-- Opening Marker --

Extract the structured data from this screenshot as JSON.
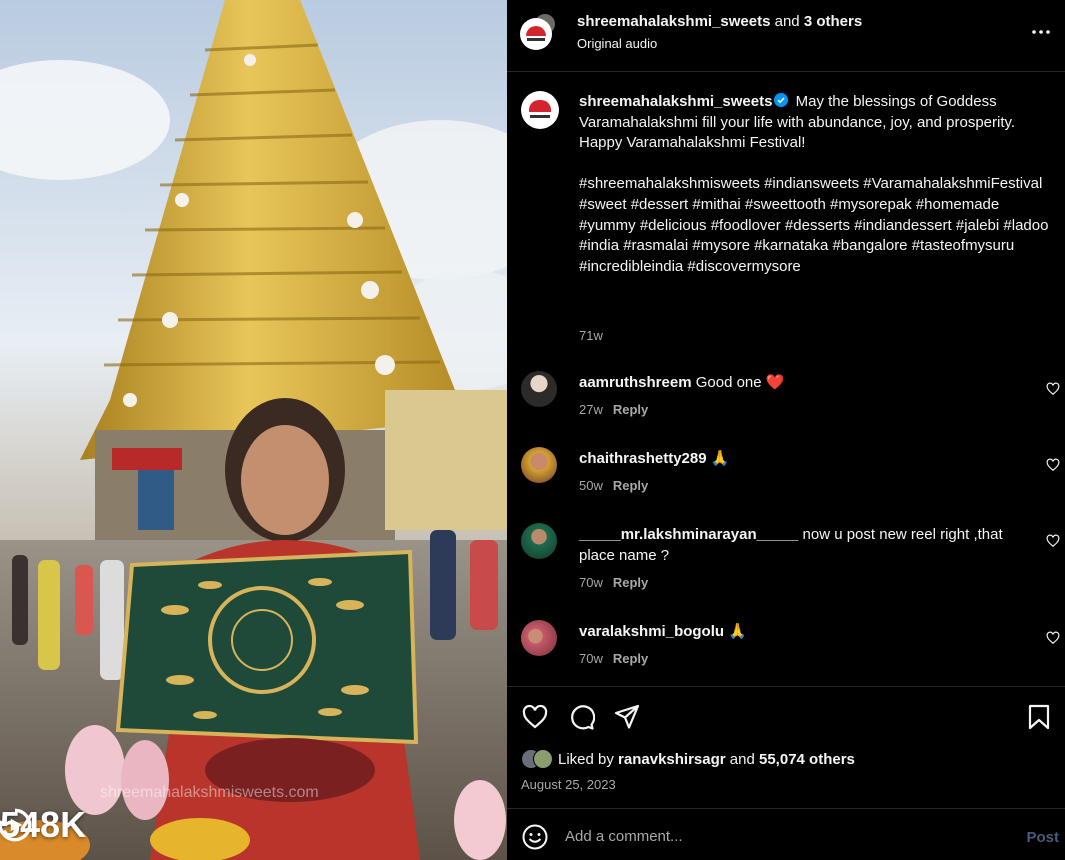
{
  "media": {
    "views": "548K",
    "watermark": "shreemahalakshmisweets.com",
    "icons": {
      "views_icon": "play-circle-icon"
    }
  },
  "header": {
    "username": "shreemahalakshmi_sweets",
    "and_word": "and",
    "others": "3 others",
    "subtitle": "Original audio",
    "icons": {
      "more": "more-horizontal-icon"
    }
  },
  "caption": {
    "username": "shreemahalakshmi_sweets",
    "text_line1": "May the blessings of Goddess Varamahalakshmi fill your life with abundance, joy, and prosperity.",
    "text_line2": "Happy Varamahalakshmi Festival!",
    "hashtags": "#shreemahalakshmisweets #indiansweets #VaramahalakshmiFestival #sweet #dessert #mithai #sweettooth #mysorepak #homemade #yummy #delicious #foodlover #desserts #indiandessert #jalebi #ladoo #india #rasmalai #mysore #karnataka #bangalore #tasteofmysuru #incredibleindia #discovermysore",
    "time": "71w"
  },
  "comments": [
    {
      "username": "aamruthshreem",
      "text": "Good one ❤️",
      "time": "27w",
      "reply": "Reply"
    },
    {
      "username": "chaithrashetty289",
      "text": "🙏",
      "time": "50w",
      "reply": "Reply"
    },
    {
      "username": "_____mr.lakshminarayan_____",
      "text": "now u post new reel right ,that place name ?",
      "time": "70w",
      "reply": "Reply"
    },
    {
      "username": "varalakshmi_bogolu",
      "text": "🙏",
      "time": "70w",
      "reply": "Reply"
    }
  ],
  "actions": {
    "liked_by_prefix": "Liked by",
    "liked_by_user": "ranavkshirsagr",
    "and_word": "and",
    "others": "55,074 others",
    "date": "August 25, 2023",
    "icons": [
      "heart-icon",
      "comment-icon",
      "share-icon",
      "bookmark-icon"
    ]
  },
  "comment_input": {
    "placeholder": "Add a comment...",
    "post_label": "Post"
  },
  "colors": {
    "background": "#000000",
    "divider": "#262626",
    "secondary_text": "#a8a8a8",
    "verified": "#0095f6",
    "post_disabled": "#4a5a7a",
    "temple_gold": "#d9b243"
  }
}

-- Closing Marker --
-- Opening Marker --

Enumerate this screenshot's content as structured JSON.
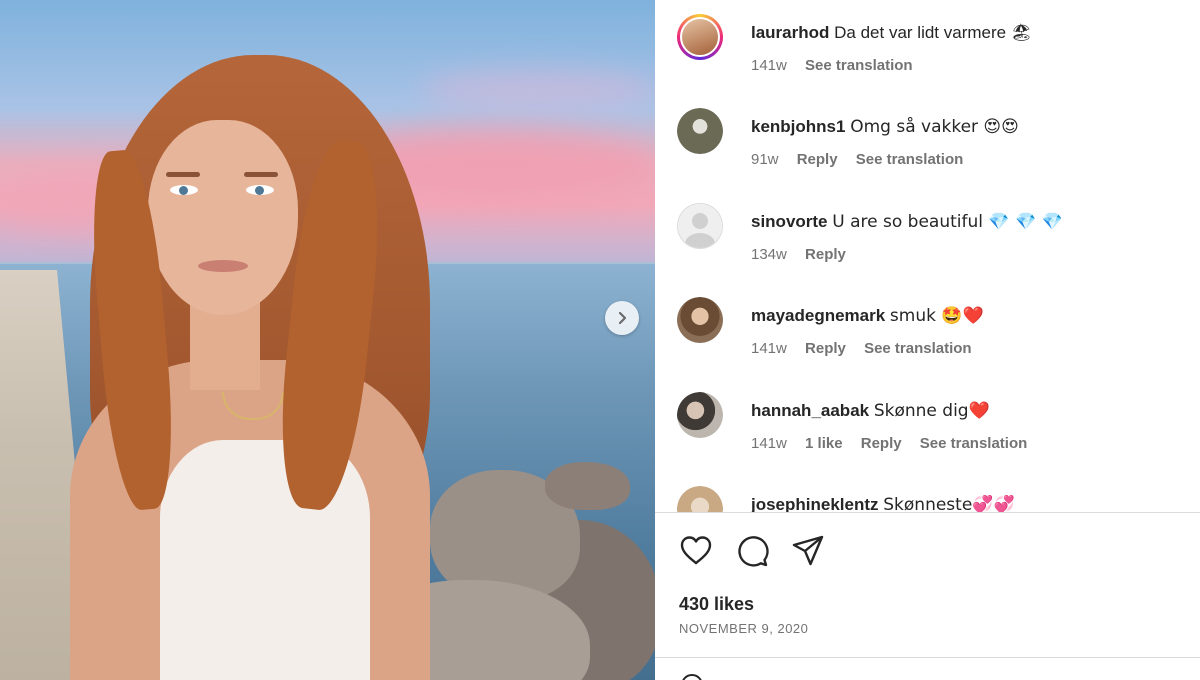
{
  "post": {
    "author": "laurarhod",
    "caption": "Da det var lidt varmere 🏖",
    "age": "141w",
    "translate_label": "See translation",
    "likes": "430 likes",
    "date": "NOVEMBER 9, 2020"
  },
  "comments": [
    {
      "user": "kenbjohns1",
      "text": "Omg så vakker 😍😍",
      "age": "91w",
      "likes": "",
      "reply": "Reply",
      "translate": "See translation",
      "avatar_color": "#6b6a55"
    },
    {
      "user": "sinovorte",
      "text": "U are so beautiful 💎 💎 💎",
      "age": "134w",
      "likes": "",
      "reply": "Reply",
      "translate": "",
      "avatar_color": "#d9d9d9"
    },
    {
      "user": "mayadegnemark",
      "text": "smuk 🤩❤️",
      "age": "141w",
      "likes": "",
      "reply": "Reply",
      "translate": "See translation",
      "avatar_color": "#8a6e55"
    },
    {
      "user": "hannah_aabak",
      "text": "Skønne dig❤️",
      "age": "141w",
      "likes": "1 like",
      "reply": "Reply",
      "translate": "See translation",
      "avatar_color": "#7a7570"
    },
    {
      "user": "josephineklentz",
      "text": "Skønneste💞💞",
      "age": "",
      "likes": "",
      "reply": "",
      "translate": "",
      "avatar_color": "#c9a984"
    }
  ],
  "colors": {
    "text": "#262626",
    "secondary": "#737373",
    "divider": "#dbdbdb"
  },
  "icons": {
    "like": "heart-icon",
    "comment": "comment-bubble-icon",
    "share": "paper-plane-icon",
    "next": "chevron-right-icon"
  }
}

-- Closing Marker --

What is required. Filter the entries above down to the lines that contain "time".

Answer space.
    "time": "71w"
      "time": "27w",
      "time": "50w",
      "time": "70w",
      "time": "70w",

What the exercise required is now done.